* What you need to do: What is needed here is each entry reproduced exactly, without its pictures.

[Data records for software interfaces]
────────

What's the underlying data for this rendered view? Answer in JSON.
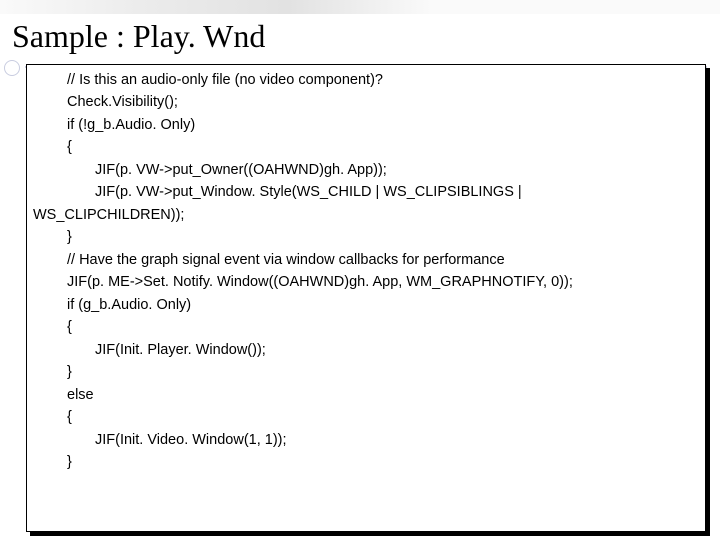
{
  "title": "Sample : Play. Wnd",
  "code": {
    "l0": "// Is this an audio-only file (no video component)?",
    "l1": "Check.Visibility();",
    "l2": "if (!g_b.Audio. Only)",
    "l3": "{",
    "l4": "JIF(p. VW->put_Owner((OAHWND)gh. App));",
    "l5a": "JIF(p. VW->put_Window. Style(WS_CHILD | WS_CLIPSIBLINGS |",
    "l5b": "WS_CLIPCHILDREN));",
    "l6": "}",
    "l7": "// Have the graph signal event via window callbacks for performance",
    "l8": "JIF(p. ME->Set. Notify. Window((OAHWND)gh. App, WM_GRAPHNOTIFY, 0));",
    "l9": "if (g_b.Audio. Only)",
    "l10": "{",
    "l11": "JIF(Init. Player. Window());",
    "l12": "}",
    "l13": "else",
    "l14": "{",
    "l15": "JIF(Init. Video. Window(1, 1));",
    "l16": "}"
  }
}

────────

* Reply:
What's the underlying data for this rendered view? Answer in JSON.
{
  "title": "Sample : Play. Wnd",
  "code": {
    "l0": "// Is this an audio-only file (no video component)?",
    "l1": "Check.Visibility();",
    "l2": "if (!g_b.Audio. Only)",
    "l3": "{",
    "l4": "JIF(p. VW->put_Owner((OAHWND)gh. App));",
    "l5a": "JIF(p. VW->put_Window. Style(WS_CHILD | WS_CLIPSIBLINGS |",
    "l5b": "WS_CLIPCHILDREN));",
    "l6": "}",
    "l7": "// Have the graph signal event via window callbacks for performance",
    "l8": "JIF(p. ME->Set. Notify. Window((OAHWND)gh. App, WM_GRAPHNOTIFY, 0));",
    "l9": "if (g_b.Audio. Only)",
    "l10": "{",
    "l11": "JIF(Init. Player. Window());",
    "l12": "}",
    "l13": "else",
    "l14": "{",
    "l15": "JIF(Init. Video. Window(1, 1));",
    "l16": "}"
  }
}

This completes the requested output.